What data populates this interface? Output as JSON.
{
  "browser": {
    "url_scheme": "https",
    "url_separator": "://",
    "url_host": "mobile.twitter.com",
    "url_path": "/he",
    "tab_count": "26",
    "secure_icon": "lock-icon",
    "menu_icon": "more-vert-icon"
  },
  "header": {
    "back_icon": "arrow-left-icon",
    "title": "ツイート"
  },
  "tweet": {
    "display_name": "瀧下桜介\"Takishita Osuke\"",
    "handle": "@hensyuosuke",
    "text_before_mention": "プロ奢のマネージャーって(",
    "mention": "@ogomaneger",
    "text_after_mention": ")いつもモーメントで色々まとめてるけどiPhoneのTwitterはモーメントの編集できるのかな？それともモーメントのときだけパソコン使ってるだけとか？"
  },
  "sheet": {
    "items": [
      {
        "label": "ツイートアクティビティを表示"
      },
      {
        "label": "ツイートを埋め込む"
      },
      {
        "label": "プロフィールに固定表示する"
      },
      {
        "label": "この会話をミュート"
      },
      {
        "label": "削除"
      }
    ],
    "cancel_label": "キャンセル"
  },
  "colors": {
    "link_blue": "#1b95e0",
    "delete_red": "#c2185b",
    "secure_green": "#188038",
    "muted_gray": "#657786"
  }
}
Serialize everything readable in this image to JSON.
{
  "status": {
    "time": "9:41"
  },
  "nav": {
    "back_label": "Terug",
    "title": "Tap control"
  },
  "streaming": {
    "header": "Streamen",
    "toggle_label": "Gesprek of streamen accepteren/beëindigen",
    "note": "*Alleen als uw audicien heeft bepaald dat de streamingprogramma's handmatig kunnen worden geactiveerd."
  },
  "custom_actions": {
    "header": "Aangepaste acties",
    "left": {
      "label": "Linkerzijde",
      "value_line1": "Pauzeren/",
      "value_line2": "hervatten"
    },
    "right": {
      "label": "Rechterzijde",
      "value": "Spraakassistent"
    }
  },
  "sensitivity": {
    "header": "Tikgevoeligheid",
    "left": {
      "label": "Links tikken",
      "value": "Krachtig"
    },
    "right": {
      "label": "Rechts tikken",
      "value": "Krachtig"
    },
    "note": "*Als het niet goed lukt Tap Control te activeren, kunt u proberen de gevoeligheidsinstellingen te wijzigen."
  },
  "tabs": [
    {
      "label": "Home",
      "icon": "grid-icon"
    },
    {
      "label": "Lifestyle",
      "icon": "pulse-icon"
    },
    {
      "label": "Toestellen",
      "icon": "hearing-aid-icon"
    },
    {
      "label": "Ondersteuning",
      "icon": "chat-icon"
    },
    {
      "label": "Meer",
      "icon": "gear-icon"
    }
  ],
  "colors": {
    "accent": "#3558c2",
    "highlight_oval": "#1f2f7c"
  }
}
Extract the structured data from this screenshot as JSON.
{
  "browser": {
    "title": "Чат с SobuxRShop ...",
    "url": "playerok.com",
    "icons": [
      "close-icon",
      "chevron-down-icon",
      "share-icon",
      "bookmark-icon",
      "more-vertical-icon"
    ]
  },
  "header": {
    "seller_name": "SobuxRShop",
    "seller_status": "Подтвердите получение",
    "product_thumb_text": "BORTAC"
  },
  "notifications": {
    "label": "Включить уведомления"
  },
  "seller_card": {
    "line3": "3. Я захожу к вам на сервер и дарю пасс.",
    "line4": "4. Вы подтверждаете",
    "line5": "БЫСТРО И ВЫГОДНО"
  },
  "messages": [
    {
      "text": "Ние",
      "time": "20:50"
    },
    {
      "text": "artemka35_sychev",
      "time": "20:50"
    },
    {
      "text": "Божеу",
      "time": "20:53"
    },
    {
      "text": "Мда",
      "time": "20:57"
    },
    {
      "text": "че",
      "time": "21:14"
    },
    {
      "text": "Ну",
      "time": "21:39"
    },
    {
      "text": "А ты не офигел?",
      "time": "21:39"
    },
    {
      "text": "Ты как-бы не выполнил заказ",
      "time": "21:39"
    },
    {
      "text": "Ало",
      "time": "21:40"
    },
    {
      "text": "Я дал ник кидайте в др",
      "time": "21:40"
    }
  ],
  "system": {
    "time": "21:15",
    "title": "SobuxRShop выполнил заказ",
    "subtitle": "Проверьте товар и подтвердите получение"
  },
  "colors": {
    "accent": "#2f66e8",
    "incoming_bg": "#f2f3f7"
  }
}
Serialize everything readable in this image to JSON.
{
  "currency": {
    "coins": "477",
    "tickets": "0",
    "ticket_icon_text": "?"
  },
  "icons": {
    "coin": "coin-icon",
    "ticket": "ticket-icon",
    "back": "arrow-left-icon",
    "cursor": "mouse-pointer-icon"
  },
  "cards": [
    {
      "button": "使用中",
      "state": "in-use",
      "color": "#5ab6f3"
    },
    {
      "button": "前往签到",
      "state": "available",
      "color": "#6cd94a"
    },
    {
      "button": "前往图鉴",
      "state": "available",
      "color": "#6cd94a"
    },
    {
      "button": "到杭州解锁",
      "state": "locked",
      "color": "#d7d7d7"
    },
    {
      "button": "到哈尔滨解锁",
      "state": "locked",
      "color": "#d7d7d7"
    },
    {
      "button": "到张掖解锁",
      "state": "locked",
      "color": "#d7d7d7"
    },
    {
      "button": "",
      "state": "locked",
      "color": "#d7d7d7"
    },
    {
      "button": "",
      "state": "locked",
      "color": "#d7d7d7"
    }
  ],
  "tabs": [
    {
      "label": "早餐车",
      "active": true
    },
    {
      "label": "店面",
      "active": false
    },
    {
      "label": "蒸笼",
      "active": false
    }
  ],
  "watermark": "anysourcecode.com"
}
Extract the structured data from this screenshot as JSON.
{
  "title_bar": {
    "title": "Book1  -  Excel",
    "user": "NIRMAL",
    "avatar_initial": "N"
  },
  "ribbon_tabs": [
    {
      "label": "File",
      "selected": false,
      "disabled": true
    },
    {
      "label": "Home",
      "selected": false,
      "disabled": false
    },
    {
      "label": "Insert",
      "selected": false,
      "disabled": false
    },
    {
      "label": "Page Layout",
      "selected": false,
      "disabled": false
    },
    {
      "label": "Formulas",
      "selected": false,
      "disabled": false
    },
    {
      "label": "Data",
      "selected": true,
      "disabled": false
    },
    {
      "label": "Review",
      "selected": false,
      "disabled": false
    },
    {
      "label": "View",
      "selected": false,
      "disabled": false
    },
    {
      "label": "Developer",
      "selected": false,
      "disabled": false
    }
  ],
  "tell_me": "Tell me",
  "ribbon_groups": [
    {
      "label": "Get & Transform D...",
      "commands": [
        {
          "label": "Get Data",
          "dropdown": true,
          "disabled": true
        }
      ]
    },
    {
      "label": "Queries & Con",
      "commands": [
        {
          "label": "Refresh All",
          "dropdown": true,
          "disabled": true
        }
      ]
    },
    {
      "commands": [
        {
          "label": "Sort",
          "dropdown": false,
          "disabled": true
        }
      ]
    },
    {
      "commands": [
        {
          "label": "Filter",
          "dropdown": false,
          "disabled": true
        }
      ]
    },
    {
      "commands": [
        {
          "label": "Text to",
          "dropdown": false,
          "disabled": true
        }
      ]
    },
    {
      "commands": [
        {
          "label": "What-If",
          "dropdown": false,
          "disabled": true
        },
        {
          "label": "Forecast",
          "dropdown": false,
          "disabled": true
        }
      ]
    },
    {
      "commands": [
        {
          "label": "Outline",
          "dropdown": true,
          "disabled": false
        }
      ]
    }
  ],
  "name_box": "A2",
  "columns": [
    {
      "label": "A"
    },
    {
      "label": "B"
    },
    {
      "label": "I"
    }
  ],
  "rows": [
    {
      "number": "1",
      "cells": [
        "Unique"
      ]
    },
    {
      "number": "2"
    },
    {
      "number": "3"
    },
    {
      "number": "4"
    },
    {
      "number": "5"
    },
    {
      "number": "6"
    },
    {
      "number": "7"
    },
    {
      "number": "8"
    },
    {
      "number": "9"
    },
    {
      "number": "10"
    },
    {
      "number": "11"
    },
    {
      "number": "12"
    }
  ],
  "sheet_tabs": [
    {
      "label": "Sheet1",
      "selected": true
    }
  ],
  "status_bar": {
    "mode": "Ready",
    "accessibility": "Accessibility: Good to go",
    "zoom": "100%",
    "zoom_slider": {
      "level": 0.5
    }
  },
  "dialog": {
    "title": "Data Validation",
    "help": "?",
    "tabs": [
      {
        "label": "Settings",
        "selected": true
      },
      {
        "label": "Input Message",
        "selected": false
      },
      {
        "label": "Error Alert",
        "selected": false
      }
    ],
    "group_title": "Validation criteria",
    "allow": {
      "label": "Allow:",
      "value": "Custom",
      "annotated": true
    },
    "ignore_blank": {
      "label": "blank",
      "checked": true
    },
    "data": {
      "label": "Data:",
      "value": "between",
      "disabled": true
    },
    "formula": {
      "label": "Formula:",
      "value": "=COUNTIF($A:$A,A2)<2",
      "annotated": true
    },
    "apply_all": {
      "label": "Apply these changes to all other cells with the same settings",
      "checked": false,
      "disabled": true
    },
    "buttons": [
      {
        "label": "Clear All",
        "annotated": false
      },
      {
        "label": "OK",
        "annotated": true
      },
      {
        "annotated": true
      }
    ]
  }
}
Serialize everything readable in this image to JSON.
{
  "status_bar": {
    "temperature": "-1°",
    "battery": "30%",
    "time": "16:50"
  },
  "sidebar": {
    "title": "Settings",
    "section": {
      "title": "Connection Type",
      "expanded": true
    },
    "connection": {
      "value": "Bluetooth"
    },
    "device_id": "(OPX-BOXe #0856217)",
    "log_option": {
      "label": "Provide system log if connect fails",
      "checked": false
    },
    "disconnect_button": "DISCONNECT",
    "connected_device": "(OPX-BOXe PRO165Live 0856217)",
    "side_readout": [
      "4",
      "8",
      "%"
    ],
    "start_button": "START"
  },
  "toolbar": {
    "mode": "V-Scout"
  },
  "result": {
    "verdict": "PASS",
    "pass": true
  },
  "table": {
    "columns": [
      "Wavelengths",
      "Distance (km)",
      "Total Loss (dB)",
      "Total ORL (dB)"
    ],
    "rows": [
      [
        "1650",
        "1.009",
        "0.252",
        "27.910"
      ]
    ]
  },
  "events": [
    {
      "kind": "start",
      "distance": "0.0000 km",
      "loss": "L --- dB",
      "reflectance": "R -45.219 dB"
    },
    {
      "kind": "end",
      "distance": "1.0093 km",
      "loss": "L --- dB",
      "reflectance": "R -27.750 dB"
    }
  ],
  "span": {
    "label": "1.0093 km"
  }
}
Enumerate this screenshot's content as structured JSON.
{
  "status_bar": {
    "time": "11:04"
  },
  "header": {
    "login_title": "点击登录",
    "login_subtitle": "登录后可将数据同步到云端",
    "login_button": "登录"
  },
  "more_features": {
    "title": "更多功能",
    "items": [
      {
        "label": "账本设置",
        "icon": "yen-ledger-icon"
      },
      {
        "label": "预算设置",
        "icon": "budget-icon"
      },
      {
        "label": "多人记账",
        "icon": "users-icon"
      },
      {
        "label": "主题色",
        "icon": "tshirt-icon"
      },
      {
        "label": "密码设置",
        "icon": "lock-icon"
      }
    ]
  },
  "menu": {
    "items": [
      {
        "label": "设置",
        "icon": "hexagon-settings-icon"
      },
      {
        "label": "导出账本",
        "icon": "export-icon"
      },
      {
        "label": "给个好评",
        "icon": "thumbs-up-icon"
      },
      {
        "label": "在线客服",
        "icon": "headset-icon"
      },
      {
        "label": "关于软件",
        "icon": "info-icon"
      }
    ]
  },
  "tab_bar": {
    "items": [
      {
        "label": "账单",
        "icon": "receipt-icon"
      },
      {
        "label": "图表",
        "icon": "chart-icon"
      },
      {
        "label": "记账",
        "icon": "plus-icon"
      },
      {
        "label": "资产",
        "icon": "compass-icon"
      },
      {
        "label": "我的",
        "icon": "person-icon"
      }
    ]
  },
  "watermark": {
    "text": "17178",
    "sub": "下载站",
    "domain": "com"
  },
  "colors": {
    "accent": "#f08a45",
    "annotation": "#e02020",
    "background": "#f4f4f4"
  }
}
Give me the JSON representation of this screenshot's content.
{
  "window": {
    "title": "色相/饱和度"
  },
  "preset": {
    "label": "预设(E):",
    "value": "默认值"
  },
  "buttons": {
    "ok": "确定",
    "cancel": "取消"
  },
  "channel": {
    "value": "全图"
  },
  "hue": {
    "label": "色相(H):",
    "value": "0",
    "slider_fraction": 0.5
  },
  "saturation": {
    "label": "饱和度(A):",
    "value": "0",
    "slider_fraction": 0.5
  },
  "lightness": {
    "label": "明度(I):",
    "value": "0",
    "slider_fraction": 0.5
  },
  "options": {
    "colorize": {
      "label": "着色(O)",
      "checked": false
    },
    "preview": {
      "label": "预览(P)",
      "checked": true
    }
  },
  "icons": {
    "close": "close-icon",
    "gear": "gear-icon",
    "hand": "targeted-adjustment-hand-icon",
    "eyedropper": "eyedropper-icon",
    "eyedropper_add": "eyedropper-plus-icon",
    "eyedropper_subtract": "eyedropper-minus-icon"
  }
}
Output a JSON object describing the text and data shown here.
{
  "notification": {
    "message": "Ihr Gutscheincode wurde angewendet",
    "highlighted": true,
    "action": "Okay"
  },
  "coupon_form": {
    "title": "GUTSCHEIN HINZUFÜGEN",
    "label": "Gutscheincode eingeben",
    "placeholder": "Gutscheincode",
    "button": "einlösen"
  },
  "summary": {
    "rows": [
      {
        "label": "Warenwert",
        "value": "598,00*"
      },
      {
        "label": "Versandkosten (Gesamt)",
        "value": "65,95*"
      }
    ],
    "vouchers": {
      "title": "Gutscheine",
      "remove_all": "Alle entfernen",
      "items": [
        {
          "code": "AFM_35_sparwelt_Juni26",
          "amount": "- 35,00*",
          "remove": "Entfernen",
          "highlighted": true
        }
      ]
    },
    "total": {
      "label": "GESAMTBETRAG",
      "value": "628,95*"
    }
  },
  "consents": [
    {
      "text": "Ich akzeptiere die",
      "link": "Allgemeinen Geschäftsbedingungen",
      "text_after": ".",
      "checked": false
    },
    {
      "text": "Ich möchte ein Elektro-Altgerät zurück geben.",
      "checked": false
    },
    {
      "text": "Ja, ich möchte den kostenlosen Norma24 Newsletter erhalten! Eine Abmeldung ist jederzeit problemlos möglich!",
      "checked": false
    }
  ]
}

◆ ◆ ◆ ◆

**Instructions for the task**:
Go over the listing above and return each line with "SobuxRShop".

**Exercise output**:
    "title": "Чат с SobuxRShop ...",
    "seller_name": "SobuxRShop",
    "title": "SobuxRShop выполнил заказ",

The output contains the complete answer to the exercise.